In the year 49 AD, some 19 years after Jesus’s death and ascension to heaven, his disciple Mark the Evangelist founded the Coptic Orthodox Church in Alexandria, Egypt. Through the subsequent history, the Coptics endured, even during the Muslim conquest of Egypt. Today, Copts make up around 10 per cent of the population in Egypt.
Coptic Cairo is a very old, very special part of Old Cairo. Among the ruins of Roman fortifications and ancient churches you find the following important sites:
The Babylon Fortress
A fort named was first built in the vicinity in the 6th century BC by the Persians, who named their settlement Babylon, but it was the Romans who built the Babylon Fortress we see today on the orders of the Emperor Trajan (ruled 98 to 117 AD).
Tower of the fortress (source)
The Saints Sergius and Bacchus Church (Abu Serga)
According to the Gospel of Matthew, an angel guided the Holy Family to Egypt to protect Jesus during the Massacre of the Innocents (when Herod, paranoid about being usurped someday by the newly born King of the Jews, ordered the execution of all male infants in and around Bethlehem). Following the Flight into Egypt, Mary, Joseph and Jesus stayed in Cairo – on the very spot, is believed, where the Saints Sergius and Bacchus Church was built in the 4th century.
Interior of the church (source)
Within the area are the many other historically important churches, including the Church of St. George (Greek Orthodox) and the most famous, the Hanging Church.
The Hanging Church (Al-Moallaqa)
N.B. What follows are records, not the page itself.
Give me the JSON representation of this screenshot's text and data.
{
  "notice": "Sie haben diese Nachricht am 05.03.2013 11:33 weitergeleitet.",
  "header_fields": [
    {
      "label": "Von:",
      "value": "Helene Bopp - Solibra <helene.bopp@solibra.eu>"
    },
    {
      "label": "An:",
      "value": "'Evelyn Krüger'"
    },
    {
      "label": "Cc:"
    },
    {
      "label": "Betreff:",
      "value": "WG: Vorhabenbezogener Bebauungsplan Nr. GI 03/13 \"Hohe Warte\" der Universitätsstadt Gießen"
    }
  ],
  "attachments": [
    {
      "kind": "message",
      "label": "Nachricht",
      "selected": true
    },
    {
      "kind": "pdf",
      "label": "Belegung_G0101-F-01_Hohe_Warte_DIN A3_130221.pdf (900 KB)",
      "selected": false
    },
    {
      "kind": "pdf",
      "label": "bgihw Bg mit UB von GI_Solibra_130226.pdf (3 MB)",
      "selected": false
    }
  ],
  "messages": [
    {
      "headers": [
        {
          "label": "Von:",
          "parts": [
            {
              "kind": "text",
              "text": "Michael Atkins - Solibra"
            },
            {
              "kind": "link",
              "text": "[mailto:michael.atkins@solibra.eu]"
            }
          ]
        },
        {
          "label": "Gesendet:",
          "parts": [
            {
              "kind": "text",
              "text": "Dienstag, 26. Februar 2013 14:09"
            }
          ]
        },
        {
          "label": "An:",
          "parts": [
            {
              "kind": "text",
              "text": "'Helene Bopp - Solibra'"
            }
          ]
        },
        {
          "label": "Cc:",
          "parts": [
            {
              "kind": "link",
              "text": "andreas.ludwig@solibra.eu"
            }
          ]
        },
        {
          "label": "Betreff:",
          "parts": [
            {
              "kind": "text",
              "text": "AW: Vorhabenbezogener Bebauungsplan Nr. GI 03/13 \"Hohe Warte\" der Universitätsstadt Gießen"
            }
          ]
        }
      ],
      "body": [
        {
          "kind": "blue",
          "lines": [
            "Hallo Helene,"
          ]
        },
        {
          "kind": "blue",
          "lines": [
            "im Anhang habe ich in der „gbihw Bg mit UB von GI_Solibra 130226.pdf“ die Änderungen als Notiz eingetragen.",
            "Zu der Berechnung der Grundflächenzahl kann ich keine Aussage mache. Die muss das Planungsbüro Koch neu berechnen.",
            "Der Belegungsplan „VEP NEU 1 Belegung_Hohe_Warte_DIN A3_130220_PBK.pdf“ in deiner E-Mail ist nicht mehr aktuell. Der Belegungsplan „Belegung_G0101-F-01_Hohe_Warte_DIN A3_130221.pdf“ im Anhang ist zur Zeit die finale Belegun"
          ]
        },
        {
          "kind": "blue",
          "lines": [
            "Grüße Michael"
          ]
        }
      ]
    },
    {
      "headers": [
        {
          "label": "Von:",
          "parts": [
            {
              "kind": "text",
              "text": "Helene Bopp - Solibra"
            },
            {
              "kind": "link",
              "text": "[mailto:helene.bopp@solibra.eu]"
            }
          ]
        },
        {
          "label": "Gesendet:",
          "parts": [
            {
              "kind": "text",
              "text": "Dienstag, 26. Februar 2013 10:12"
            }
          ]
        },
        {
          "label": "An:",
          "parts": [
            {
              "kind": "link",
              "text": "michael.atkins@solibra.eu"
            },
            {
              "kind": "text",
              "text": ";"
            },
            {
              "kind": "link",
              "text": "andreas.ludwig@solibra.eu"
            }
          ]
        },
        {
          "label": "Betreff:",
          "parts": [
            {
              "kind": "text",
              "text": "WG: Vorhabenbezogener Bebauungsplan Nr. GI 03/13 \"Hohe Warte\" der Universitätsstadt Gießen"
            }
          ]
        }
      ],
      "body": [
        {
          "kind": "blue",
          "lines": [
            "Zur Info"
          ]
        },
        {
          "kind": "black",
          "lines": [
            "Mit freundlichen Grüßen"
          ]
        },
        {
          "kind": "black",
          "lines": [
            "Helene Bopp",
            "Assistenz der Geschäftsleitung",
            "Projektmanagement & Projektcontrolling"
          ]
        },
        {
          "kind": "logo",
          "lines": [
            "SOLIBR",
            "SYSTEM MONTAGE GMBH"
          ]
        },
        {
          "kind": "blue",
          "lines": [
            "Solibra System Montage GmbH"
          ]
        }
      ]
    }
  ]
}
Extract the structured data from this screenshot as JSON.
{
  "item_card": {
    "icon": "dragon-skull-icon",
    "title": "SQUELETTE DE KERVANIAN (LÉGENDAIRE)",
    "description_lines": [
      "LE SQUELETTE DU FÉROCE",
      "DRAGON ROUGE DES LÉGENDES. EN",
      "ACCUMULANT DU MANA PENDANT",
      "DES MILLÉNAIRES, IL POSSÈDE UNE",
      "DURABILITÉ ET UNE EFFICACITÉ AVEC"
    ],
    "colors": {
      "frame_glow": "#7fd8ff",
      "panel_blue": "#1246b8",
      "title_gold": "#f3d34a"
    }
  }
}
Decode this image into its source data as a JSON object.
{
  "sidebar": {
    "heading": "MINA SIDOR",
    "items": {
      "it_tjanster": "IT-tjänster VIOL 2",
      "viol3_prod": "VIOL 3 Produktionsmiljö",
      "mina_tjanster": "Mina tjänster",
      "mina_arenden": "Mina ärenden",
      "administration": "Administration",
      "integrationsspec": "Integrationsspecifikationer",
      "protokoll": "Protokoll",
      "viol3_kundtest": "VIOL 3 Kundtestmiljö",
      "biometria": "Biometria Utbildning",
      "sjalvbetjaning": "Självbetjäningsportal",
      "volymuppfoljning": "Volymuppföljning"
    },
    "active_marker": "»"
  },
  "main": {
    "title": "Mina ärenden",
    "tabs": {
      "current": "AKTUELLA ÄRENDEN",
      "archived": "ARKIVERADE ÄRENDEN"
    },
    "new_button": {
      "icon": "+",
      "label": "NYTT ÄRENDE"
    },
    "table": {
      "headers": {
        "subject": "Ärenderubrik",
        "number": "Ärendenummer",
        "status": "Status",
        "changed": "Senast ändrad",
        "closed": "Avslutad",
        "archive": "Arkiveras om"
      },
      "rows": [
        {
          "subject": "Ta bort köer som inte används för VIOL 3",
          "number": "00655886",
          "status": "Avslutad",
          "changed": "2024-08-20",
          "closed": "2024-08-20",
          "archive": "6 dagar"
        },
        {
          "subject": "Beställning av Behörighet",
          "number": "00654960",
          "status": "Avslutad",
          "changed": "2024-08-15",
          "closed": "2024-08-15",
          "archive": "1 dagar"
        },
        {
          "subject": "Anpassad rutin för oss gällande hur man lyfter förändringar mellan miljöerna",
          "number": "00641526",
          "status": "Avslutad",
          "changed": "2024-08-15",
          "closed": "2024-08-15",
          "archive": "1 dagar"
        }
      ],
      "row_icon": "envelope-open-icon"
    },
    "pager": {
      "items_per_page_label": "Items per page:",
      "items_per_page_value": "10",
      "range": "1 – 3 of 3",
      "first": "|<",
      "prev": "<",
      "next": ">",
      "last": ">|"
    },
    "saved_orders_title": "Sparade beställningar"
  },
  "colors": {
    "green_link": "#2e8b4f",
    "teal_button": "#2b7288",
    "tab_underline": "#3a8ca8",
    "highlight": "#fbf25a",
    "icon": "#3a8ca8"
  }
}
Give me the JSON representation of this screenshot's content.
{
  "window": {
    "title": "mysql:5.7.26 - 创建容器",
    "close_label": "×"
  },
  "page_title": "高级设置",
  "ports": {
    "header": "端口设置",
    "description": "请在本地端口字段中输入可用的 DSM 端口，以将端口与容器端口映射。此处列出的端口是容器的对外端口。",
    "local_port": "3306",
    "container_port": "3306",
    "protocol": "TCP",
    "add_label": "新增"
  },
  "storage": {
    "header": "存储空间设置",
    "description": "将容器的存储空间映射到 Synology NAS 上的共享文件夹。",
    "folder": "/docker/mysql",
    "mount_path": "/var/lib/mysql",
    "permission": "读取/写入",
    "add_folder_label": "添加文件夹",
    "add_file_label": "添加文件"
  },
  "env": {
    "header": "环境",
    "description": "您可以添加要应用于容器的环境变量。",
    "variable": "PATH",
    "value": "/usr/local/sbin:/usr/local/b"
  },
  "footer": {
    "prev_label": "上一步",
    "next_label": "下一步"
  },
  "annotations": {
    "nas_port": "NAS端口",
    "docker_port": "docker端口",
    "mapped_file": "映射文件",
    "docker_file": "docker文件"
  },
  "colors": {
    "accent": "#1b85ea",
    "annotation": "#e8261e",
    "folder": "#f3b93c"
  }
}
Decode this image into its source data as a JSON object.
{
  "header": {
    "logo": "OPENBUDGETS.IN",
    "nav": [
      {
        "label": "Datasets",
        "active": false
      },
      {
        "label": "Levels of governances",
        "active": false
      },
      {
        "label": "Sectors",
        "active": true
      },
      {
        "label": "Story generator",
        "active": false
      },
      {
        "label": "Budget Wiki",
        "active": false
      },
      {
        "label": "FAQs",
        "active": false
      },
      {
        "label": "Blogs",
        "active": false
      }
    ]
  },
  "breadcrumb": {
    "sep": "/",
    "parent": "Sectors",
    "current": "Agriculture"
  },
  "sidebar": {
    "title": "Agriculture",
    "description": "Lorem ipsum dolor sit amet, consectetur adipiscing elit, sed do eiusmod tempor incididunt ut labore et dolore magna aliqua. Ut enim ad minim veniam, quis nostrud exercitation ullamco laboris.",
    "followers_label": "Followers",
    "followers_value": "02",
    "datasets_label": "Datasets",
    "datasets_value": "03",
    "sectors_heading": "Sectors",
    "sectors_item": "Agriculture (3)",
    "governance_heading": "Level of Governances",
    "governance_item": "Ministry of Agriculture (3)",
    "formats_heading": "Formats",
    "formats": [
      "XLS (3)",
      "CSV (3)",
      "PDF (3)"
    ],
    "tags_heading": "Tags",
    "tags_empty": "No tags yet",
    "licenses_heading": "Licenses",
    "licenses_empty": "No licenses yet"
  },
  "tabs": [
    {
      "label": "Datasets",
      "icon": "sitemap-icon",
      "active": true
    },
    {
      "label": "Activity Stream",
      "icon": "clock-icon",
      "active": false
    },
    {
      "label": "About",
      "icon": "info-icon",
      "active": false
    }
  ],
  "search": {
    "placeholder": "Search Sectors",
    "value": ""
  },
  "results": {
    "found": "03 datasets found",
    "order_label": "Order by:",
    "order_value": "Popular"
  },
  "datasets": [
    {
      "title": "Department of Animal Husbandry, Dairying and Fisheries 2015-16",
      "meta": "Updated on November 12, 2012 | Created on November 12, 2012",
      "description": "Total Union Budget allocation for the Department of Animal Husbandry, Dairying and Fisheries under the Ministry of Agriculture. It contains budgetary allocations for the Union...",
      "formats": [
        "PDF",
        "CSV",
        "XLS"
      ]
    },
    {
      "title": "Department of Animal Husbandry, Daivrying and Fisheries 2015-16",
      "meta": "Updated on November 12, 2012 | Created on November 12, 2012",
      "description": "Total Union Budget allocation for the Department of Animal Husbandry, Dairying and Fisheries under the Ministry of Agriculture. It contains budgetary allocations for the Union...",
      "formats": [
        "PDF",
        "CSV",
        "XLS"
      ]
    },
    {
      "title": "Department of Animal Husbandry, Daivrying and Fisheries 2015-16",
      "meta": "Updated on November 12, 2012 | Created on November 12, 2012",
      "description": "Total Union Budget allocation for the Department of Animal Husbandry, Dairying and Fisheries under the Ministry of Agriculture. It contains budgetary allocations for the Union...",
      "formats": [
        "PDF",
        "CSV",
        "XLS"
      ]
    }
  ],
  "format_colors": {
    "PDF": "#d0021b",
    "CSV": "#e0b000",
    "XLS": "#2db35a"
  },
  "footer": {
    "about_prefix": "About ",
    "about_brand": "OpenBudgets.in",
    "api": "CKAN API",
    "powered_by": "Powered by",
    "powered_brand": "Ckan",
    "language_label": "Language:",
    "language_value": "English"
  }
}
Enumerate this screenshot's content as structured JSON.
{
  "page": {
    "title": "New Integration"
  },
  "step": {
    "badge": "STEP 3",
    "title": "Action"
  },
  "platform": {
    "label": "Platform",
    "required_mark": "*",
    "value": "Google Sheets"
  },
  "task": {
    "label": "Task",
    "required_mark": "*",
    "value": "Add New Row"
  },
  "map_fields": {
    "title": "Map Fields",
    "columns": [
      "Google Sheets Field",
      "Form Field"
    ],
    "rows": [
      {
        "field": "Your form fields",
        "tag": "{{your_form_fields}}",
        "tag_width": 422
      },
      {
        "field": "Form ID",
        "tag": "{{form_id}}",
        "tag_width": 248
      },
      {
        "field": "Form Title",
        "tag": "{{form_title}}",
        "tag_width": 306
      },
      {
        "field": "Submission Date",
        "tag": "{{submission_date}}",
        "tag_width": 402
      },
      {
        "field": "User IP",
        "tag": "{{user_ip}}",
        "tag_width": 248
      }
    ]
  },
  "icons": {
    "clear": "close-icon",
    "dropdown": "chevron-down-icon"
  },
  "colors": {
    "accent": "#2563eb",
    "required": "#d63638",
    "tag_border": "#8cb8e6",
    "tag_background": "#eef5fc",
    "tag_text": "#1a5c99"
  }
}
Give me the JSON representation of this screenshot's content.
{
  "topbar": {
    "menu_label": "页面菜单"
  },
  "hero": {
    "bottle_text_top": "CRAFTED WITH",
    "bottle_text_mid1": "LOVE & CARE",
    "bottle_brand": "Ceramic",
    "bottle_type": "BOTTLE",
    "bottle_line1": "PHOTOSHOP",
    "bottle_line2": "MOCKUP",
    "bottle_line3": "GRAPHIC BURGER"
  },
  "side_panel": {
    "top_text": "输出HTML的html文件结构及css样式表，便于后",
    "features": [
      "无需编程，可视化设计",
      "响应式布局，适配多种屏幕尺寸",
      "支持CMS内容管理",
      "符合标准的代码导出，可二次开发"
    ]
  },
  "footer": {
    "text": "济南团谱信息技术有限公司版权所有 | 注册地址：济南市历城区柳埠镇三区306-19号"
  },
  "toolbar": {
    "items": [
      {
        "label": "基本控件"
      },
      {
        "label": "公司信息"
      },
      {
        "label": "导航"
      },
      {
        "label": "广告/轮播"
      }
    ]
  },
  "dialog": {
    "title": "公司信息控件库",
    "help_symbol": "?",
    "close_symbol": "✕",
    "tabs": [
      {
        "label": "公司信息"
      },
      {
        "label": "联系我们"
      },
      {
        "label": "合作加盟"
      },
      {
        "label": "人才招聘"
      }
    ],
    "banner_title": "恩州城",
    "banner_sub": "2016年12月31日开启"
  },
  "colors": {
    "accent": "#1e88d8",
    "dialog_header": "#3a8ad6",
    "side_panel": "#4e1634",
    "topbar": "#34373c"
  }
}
The Saint Virgin Mary’s Coptic Orthodox Church is one of the oldest churches in Egypt. It is thought to date back to the third or fourth centuries, although the current construction likely dates to the 600s, and it has since been rebuilt/renovated extensively several times.
Hanging Church: courtyard and steps to the entrance (editorial credit: ViktoriyaFivko)
It is known as the Hanging Church (or Suspended Church) because it was built ‘hanging’ above the southern gatehouse of the Babylon Fortress. Today, much of the original Roman tower is buried by the rising ground level, but you must still climb 29 steps to reach the entrance (the early Christian pilgrims called it the Staircase Church).
From the 7th to the 13th century, the Hanging Church was the residence of the Coptic Pope. Many important rites took place here, including the selection and burial of patriarchs and the selection of the date for Easter. The church is also associated with a famous vision of the Virgin Mary: she appeared to Pope Abraam here and told him how to move the Mokattam Mountain in Cairo and thus prove the truth of the Coptic faith (a story for another day).
The architecture of the church is striking, with its two bell towers watching over a roof modelled on Noah’s ark. It was one of the first churches in Egypt to be built in the basilica style.
Inside, the church is a treasure trove of historic icons, with no fewer than 110. The oldest and most precious, known as the ‘Coptic Mona Lisa’, dates back to the 8th century; it features Mary holding the baby Jesus, with John the Baptist standing in front of them.
Iconostasis of the central sanctuary (source)
On the marble pulpit, and elsewhere in the church, you see the Coptic cross: the three points on each branch represent the Holy Trinity, and the 12 points in total represent the Apostles.
Coptic cross on the altar (source)
The Coptic Museum
This museum, opened in 1910, is devoted Christian history in Egypt, exploring its links to Pharaonic, Greco-Roman and Islamic culture. It houses 16,000 artefacts and artworks, everything from icons to frescoes to marble fountains from old Coptic palaces, and some 6,000 papyrus manuscripts, including the Psalms of David.
The Coptic Museum (source)